With technology progressing as it has been, I don’t think there’s any vehicle that can’t use GPS tracking. It was initially invented for military use which would be for planes, ground vehicles, ships, and submarines. GPS is now being hardwired into civilian vehicles, but can also use standalone devices for tracking as well as cell-based trackers. Semi-trucks, vans, public transport buses, school buses, and even trains are no exception when it comes to using and benefiting from this amazing system.
100 years ago, motoring was a novel but jagged experience. Streets were often poorly signposted and barely lit. Against this backdrop, early inventions like the Jones Live Map and Baldwin Auto Guide represented a quirky lunge into modernity. These used simple rotary technology to feed directions to the driver. The best documented example is the Iter Avto device, into which the driver would load scrolls depicting fixed routes. With moving paper, glass lenses and brass housing, these systems carried a certain post-Victorian quaintness.
Fast-forward a half century to the 1980s, when digital modernity began dripping into consumer homes and cars. Enter Honda Electro Gyro-Car, in many ways an updated version of the Avto. It wasn’t quite GPS, but instead used an ‘inertial navigation system’, or gyroscope that was sensitive to both rotation and movement. There was nothing portable about it —to receive positional information it needed to be hardwired to a modified car transmission.
The forerunner of the GPS came in 1985, with the Navigator from Etak. It used geocoding, meaning it could reference a street address with a latitude/longitude point. This dallied with a digital compass mounted in the car, and two wheel sensors fitted to the non-driven wheels. But for all its technical prowess, it remained a niche product, shifting only a few thousand units.
Steven Lobbezoo developed the first commercially available satellite navigation system for cars in Germany. Nicknamed ‘Homer’, after a tracking device from James Bond, it was quite the gadget: a modified IBM PC integrated into the glove compartment, a large disk for map data, all displayed on a flat screen. It used dead reckoning—a navigational technique that orients itself with fixed positions, measuring distance and direction traveled from these positions.

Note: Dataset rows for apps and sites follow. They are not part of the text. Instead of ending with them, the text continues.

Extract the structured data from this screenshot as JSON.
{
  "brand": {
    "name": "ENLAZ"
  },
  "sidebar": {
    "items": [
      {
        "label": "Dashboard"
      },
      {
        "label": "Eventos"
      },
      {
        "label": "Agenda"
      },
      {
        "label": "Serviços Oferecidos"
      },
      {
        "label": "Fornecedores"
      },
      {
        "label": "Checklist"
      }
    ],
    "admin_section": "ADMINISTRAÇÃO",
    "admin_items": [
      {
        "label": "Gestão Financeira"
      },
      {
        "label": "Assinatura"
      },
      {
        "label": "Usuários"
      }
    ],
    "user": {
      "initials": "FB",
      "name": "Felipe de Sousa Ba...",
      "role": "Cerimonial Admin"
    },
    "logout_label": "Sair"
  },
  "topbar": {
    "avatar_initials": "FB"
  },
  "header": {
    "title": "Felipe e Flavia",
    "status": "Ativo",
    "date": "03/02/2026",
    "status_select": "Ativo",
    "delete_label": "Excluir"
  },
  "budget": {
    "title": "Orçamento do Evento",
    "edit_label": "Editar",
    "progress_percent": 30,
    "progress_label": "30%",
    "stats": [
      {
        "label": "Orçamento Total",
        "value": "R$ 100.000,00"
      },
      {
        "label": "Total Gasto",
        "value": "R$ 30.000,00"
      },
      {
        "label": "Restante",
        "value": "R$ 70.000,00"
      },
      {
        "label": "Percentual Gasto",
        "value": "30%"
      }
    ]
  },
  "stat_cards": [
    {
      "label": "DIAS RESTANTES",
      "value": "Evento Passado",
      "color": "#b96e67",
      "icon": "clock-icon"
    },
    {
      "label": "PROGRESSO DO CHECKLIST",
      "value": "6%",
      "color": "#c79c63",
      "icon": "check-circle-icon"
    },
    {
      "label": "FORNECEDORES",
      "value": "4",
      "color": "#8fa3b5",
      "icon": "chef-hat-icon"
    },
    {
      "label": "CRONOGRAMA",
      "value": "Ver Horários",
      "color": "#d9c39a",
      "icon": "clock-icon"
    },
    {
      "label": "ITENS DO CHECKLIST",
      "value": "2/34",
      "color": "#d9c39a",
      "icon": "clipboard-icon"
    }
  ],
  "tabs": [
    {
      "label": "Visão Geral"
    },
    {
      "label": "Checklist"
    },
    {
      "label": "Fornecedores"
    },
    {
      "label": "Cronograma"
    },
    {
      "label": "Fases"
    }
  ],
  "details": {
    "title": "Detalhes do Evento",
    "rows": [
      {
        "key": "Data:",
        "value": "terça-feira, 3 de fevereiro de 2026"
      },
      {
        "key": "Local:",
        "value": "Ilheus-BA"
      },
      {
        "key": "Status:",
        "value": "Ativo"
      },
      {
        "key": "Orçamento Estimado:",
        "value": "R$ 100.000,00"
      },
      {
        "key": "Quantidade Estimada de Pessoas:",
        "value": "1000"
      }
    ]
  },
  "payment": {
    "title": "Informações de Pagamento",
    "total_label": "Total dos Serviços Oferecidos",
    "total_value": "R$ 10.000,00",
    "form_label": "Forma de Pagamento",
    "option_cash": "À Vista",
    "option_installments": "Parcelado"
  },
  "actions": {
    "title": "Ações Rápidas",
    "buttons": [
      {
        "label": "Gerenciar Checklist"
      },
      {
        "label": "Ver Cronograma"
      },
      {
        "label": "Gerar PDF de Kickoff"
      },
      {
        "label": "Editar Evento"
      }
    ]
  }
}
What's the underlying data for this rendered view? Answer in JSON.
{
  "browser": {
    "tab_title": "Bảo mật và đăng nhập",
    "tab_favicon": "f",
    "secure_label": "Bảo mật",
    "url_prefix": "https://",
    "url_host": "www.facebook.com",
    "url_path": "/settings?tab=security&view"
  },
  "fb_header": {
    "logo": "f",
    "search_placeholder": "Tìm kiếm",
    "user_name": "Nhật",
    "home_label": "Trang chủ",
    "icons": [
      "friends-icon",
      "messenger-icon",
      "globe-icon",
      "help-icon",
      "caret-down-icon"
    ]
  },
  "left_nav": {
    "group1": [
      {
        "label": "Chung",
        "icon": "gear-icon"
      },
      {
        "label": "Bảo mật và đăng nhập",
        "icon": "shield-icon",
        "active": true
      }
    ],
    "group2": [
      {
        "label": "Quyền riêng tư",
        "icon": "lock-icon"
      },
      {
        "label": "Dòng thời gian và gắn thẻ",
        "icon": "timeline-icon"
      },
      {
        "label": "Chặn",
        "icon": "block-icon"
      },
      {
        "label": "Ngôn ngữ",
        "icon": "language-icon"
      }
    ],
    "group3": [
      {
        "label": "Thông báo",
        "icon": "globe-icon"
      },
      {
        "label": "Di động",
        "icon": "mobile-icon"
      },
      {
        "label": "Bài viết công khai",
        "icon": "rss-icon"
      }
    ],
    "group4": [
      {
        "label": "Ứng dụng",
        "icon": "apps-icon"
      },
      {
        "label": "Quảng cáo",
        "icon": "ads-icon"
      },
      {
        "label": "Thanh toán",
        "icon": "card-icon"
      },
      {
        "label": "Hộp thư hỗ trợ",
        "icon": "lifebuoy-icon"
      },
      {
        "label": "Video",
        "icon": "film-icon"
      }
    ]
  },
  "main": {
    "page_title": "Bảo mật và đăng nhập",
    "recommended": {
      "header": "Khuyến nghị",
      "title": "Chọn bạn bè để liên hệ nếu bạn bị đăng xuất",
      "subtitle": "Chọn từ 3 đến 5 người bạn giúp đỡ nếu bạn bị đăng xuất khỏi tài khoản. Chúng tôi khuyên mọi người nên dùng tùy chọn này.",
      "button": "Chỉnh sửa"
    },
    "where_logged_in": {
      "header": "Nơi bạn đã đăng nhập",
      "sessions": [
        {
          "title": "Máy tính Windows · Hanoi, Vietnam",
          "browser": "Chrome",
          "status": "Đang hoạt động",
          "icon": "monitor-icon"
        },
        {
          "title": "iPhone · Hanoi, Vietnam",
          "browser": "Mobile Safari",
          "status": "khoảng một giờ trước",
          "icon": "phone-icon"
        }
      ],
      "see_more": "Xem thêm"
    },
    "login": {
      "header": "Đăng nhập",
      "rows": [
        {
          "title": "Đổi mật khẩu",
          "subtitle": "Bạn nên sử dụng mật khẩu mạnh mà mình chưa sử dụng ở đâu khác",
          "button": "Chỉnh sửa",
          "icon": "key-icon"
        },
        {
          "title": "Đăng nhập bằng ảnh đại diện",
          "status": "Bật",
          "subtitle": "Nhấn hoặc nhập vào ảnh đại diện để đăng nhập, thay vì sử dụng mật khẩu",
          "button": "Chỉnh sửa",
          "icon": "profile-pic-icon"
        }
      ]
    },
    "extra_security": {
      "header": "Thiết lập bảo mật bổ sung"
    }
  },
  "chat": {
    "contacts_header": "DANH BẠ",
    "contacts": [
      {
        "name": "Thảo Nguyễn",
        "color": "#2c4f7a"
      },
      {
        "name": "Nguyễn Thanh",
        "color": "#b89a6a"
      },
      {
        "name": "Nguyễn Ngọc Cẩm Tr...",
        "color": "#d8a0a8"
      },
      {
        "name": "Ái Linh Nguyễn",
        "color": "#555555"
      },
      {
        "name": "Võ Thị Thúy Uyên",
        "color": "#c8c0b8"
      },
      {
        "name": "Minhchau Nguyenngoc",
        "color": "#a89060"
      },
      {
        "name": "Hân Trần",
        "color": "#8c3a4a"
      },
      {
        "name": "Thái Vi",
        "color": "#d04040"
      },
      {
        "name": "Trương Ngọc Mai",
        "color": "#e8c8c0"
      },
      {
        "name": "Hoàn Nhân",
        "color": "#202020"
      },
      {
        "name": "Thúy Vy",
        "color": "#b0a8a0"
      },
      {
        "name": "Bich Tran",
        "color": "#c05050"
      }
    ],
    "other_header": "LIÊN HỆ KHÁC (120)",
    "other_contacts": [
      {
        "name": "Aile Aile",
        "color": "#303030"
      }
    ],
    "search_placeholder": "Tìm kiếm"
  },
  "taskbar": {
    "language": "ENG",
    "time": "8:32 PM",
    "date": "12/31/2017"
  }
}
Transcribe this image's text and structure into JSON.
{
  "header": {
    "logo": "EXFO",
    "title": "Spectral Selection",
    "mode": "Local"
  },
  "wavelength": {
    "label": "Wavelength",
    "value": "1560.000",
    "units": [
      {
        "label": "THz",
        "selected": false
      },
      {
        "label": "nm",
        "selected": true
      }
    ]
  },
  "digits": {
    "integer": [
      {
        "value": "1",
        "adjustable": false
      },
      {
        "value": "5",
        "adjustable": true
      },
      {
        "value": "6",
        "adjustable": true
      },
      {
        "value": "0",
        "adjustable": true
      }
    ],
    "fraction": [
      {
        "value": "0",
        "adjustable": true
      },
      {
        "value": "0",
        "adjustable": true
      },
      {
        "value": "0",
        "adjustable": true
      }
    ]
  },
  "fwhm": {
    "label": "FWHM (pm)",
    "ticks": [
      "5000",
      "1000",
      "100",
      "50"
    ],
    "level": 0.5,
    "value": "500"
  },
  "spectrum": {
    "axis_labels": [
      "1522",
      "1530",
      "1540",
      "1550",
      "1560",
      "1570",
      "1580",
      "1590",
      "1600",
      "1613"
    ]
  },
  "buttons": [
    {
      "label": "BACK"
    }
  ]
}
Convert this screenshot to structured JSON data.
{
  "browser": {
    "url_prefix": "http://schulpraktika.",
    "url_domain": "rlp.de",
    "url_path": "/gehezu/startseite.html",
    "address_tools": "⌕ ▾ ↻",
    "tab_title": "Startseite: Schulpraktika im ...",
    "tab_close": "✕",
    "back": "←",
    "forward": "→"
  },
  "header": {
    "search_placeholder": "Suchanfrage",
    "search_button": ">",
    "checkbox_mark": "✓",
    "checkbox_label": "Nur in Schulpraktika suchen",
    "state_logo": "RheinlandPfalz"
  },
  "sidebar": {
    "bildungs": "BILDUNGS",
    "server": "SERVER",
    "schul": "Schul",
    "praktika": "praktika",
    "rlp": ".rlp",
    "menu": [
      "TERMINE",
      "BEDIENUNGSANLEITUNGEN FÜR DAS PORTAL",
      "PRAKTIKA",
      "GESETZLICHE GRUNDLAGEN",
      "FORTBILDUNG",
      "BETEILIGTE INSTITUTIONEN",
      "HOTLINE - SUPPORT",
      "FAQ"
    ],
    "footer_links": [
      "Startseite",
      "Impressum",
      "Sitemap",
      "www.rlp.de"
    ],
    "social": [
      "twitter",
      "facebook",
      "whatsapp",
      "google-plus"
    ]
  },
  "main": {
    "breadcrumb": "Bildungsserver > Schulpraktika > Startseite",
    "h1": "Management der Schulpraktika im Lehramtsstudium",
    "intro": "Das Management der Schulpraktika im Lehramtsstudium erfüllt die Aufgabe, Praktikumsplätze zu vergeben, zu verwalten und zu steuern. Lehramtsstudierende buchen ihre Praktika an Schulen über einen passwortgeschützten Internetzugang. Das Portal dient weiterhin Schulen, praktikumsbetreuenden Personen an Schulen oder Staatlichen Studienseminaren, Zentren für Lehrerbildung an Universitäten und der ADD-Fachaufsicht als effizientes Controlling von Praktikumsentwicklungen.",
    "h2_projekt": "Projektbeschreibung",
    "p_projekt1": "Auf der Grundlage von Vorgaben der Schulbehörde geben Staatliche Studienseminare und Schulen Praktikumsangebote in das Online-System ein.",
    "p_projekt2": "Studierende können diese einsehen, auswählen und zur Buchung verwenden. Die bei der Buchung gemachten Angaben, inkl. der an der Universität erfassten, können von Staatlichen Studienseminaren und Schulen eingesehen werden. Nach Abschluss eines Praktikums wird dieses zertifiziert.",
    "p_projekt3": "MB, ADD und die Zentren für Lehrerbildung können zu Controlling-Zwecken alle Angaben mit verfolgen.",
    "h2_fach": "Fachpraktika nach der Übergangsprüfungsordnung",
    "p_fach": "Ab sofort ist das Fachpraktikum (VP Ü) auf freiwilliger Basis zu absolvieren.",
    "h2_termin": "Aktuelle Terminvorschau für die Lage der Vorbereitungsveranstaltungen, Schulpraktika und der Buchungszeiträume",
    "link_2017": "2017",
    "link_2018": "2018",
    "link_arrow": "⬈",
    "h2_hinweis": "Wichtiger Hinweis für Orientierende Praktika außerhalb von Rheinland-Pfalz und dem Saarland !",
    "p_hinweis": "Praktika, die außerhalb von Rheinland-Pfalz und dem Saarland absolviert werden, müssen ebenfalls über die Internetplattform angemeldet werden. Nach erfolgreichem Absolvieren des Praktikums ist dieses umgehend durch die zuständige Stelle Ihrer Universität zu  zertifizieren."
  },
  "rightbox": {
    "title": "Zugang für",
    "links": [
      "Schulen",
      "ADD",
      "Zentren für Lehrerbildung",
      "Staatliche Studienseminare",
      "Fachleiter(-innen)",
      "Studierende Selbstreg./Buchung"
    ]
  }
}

At the end of the decade, Japan pushed CD-ROM routing technology. These informed the dead reckoning system inside Toyota’s Crown Royal Saloon G, available only in Japan. Afterwards, fellow countrymen Alpine released their version of CD navigation using GPS satellites. But CDs could only map a limited area, while taking up space in the car. So a few years later, Ford piloted SD cards in their MyFord Touch system.
The ‘90s saw commercial car navigation heat up. Eunos Cosmo became the first production car with a built-in GPS navigation antennae system, which Mazda claimed was accurate to 45 meters. Reviewers at the time remarked that it took just nine seconds for the screen to zoom in, which is as amusing as it is unrelatable.
Mazda may have been the first, but GPS soon became an industry buzz, with several carmakers piling on. Toyota introduced “Electro-Multivision” GPS inside the Toyota Soarer, featuring an attractive 6-inch color LCD screen. Mitsubushi added a GPS system to its 1992 Debonair model, and BMW released the first European model with GPS: the BMW 7 series.
By the turn of the century, market weight was shifting toward portable navigation devices (PNDs), which allowed consumers to buy road navigation separately from their cars. Amsterdam-based TomTom, originally a B2B applications company, pivoted their focus onto PNDs, and became a household name alongside US company Garmin.